▸ The task
From the listing below, pull each line that includes "message".

▸ Supplied entries
"""

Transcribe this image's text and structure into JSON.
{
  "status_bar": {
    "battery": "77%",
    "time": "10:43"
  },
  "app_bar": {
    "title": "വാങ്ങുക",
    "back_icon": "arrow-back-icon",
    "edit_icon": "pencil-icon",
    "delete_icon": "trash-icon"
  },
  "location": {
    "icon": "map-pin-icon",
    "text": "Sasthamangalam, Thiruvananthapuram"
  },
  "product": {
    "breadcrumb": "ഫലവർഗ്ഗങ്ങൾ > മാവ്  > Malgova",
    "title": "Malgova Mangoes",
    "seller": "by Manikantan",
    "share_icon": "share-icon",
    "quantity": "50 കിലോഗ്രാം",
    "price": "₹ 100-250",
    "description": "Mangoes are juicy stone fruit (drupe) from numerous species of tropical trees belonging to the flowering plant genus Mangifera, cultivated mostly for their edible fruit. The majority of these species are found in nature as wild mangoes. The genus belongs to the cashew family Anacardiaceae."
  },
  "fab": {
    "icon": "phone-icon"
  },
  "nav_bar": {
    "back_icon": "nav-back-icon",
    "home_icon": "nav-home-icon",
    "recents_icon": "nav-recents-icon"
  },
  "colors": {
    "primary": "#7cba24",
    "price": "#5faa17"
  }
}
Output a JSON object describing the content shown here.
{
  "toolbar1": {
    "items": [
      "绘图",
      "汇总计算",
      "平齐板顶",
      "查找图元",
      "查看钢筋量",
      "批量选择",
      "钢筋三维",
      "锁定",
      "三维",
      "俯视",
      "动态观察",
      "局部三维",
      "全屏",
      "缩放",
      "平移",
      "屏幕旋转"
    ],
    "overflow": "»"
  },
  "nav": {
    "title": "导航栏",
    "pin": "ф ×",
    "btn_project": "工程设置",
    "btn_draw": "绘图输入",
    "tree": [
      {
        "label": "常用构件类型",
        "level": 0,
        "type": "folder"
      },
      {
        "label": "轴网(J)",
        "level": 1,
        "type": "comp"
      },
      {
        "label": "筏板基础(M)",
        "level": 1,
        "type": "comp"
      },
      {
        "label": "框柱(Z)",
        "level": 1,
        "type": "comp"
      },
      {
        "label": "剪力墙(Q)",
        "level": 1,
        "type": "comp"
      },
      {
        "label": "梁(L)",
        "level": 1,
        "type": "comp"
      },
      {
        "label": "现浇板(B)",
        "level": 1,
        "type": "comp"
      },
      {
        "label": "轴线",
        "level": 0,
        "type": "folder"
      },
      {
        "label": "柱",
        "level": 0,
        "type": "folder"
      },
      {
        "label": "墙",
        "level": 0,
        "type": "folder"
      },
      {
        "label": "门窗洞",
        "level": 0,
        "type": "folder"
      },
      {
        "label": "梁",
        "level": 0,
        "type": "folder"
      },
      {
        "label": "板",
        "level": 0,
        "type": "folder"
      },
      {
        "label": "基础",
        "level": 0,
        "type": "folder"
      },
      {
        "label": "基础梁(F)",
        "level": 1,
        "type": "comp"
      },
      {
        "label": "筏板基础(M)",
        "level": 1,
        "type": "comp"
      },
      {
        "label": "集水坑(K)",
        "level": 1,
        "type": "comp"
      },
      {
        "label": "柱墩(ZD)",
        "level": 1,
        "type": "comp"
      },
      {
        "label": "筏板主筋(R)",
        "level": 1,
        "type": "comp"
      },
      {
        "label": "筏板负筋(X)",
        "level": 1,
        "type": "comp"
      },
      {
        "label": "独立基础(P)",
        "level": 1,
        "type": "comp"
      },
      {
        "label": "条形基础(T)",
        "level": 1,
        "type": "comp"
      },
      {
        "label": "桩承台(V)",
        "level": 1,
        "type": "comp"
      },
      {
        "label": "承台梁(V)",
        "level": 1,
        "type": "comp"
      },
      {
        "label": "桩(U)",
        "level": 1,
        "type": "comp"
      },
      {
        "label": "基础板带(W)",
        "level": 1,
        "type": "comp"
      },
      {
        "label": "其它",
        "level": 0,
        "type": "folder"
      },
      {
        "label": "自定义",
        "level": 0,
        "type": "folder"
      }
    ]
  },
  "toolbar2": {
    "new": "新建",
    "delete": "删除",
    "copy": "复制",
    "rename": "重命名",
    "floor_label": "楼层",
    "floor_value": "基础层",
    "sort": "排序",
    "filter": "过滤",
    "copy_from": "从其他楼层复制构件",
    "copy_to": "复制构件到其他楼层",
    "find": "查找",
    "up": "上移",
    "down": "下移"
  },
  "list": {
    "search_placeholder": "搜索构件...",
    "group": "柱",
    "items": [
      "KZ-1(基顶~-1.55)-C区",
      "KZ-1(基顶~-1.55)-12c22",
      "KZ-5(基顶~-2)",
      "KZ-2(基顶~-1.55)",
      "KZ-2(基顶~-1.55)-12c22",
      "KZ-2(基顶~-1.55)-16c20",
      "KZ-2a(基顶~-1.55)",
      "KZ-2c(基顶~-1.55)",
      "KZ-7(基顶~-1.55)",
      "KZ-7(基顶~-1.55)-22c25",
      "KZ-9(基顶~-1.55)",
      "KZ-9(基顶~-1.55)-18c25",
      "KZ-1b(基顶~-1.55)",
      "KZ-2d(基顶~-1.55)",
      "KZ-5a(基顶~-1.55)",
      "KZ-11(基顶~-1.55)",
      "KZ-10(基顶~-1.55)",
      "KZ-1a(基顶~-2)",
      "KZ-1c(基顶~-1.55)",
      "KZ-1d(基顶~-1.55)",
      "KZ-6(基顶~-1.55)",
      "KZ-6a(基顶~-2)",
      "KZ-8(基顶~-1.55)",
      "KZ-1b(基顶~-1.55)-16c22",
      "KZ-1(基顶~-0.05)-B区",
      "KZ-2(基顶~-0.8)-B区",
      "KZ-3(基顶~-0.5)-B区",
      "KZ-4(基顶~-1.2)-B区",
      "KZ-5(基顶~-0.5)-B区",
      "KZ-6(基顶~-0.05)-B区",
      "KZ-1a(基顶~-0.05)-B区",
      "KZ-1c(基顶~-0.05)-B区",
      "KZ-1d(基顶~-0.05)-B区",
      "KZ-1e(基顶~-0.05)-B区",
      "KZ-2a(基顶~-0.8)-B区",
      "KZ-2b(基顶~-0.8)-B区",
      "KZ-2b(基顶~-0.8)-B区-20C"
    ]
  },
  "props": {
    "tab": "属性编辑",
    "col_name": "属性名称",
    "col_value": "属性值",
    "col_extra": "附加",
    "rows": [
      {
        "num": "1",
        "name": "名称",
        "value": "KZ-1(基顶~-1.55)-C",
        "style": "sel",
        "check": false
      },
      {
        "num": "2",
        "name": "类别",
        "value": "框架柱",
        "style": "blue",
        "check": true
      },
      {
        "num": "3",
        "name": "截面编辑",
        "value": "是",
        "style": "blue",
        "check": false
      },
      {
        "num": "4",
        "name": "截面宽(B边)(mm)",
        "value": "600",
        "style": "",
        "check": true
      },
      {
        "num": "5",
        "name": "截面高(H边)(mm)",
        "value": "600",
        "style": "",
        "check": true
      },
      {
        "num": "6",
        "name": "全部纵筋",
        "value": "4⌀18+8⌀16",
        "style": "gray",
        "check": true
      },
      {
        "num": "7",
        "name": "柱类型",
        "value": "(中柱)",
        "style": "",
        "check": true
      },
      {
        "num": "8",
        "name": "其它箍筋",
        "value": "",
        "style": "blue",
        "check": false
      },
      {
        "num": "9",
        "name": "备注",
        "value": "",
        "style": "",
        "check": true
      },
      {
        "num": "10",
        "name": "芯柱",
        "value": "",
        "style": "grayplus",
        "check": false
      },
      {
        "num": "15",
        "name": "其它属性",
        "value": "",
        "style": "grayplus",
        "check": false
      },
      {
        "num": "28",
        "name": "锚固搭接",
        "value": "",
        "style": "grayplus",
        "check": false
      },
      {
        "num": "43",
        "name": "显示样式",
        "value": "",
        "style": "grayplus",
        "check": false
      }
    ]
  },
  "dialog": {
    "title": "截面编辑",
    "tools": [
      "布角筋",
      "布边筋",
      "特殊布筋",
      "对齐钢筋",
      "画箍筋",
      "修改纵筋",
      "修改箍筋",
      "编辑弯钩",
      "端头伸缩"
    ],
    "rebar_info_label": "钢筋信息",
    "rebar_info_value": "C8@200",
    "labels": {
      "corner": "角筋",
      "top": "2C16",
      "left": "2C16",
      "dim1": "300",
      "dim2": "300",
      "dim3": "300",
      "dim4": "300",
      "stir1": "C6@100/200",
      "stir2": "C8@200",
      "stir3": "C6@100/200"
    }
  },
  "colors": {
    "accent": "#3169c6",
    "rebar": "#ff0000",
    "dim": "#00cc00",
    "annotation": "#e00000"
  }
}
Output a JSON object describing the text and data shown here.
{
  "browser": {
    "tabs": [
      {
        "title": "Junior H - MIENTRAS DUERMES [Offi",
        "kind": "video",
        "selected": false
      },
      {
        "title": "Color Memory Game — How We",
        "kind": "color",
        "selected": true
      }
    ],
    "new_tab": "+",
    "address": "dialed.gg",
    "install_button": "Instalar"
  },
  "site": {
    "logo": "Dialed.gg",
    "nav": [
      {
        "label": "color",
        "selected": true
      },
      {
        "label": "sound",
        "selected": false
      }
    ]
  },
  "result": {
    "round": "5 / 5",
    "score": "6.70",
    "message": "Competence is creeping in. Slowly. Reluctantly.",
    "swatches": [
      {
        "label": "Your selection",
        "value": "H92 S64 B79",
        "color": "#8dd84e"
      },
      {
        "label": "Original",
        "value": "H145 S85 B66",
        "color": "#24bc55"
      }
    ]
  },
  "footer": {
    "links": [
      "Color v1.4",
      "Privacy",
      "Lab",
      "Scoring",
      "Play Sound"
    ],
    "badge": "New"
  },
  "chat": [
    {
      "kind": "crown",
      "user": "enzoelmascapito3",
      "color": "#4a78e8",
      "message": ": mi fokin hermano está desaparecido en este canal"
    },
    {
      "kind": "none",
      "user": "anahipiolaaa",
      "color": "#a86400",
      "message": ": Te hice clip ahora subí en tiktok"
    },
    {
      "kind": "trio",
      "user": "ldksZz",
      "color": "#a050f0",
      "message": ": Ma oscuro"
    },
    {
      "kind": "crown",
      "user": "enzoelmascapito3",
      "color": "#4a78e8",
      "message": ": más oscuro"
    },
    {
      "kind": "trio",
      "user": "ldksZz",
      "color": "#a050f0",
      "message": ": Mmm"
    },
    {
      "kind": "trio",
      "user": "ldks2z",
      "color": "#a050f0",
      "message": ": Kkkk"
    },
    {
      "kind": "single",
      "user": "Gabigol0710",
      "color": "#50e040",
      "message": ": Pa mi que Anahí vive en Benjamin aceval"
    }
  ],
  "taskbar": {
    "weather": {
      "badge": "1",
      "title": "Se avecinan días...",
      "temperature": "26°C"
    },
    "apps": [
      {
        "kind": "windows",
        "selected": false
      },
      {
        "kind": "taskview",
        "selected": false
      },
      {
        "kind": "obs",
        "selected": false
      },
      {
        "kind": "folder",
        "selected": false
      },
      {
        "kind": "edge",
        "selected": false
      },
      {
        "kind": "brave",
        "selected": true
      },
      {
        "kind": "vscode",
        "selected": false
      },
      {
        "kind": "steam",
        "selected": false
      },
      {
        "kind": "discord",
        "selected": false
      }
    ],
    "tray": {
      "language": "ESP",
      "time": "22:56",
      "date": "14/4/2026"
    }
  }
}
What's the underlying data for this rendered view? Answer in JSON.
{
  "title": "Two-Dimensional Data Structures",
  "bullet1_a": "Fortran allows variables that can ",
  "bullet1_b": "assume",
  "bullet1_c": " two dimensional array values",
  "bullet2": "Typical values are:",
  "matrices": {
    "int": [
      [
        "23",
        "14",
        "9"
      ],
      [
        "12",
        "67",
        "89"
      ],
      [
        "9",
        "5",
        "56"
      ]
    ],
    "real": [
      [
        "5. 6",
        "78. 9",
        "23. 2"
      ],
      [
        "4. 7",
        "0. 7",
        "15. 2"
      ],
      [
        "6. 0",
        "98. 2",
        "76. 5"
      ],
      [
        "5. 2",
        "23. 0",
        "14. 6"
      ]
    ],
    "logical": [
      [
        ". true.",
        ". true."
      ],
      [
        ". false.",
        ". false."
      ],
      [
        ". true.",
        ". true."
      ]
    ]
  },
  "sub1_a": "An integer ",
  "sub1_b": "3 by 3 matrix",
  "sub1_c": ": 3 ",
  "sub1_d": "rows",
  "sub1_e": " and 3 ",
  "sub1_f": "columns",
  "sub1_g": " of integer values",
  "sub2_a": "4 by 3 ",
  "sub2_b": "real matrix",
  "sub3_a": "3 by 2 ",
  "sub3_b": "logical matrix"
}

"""

▸ Response
    "message": "Competence is creeping in. Slowly. Reluctantly.",
      "message": ": mi fokin hermano está desaparecido en este canal"
      "message": ": Te hice clip ahora subí en tiktok"
      "message": ": Ma oscuro"
      "message": ": más oscuro"
      "message": ": Mmm"
      "message": ": Kkkk"
      "message": ": Pa mi que Anahí vive en Benjamin aceval"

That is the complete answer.